U.S. President Donald Trump's move on Tuesday to tax imported solar cells and washing machines has drawn criticism from political, business and academic communities.
Indian Prime Minister Narendra Modi mounted a defense of globalization at the World Economic Forum in Davos, Switzerland, on Tuesday, urging joint action on climate change and economic cooperation, in a speech some delegates took as a swipe at Trump's "America First" agenda.
Modi, making the forum's first speech by an Indian head of state in more than two decades, did not mention Trump by name but he criticized the rise of protectionism in remarks delivered three days before the U.S. president is expected to address the forum.
"Instead of globalization, the power of protectionism is putting its head up," Modi said. "Their wish is not only to save themselves from globalization, but to change the natural flow of globalization."

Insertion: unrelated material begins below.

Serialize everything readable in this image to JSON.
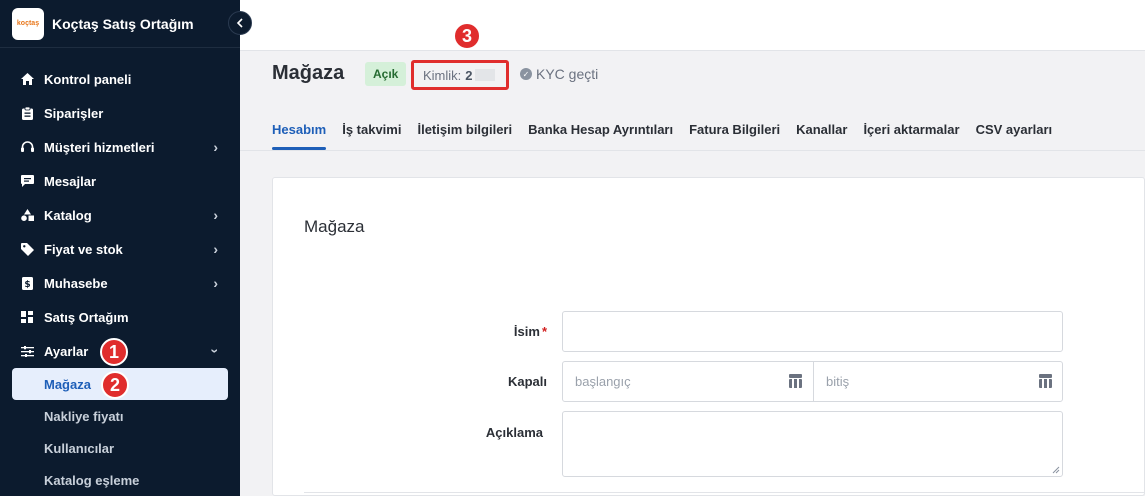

China will defend its legitimate interests with other members of the World Trade Organization, the Ministry of Commerce said on Tuesday. It expressed its strong dissatisfaction with the U.S. for enacting such a broad measure that it called an abuse of trade remedies.
The Republic of Korea's Trade Minister Kim Hyunchong also said the new U.S. tariffs violated WHO rules.
"The U.S. has opted for measures that put political considerations ahead of international standards," Kim said. "The (ROK) government will actively respond to the spread of protectionist measures to defend national interests."
The move by Trump enables Washington to impose a 20 percent tariff on the first 1.2 million imported large residential washing machines in the first year, and a 50 percent tariff on additional imports. The tariffs fall to 16 percent and 40 percent, respectively, in the third year.
Both Samsung Electronics and LG Electronics expressed concern over U.S. tariffs, saying they would hurt U.S. consumers and jobs.
Some analysts in Seoul said Trump was stepping up pressure on the Asian ally to rely more on him when dealing with the Democratic Republic of Korea, while gaining leverage in renegotiating a bilateral free trade pact he has previously labeled "horrible".
"Security and trade are linked to each other under Trump," said Choi Won-mog, an international trade law expert at ROK's Ewha University.
Opposition from home
Mexican government also said it regrets the U.S. decision not to exclude it from tariffs on imported washing machines and solar panels, and will "use all available legal resources in response to the decision".
The move, approved by U.S. government on Monday, also received opposition from home.
U.S. solar energy industry has decried the Trump decision as killing U.S. jobs. Many U.S. lawmakers have also voiced their opposition.
Senator John McCain, a Republican from Arizona, tweeted on Tuesday that "Trump admin's new protectionist tariffs nothing more than a tax on consumers".
Lloyd Smucker, a Republican from Pennsylvania, said in a tweet that "this solar tariff decision is misguided".
Ben Sasse, a Republican Senator from Nebraska, said Republicans need to understand that tariffs are a tax on consumers.
"Moms and dads shopping on a budget for a new washing machine will pay for this－not big companies," he said in a statement.